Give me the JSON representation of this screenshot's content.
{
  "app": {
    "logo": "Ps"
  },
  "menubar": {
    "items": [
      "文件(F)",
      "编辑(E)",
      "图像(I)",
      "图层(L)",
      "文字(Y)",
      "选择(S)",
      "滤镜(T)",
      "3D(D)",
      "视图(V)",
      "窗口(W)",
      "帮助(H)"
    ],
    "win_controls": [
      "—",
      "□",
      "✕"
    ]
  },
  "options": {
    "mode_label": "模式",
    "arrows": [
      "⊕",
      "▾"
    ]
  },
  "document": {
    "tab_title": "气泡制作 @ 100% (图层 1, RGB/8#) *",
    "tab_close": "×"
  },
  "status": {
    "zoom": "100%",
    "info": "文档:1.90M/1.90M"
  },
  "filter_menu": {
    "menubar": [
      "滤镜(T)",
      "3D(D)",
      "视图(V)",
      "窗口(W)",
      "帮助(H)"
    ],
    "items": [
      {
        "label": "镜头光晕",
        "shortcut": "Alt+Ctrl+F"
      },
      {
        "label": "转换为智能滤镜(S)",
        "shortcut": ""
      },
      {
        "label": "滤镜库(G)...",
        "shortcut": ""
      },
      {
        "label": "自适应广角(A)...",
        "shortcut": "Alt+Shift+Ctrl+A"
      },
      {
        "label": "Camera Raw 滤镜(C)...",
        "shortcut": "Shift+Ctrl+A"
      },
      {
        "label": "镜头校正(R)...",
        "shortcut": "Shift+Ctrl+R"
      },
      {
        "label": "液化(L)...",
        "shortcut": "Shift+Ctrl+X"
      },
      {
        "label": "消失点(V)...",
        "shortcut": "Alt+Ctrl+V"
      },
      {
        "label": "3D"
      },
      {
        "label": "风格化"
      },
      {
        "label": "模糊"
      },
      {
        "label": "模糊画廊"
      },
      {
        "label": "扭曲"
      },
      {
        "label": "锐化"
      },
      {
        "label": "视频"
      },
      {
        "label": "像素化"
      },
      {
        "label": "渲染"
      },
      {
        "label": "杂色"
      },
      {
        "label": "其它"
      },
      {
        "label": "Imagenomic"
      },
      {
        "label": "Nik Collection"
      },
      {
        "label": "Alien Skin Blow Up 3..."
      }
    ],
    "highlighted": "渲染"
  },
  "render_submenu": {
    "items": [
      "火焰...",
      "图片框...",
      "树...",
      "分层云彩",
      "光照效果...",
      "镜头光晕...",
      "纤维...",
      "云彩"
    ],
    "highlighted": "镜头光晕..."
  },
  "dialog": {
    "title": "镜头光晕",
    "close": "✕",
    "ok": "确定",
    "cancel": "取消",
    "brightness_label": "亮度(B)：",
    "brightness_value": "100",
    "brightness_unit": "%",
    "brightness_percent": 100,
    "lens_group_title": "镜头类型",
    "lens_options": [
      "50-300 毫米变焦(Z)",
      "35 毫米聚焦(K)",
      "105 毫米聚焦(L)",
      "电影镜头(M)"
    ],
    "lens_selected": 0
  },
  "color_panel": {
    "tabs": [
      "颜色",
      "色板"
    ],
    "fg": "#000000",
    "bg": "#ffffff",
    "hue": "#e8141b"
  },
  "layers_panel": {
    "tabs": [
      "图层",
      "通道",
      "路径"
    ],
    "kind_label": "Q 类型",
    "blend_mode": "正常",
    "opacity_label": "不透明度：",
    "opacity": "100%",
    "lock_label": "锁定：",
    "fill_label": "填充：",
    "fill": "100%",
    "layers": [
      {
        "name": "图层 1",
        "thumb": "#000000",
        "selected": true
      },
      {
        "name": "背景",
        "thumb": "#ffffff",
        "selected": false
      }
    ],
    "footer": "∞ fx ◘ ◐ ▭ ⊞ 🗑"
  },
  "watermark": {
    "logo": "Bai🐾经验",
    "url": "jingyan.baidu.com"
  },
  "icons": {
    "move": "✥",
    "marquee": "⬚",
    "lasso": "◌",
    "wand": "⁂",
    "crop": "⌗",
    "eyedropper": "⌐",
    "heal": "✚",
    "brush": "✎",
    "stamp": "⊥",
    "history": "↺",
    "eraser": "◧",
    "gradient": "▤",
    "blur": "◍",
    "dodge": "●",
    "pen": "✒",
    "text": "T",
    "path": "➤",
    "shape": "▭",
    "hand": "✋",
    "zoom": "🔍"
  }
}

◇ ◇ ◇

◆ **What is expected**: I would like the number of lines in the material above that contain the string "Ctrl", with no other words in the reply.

◆ **Output of the exercise**: 6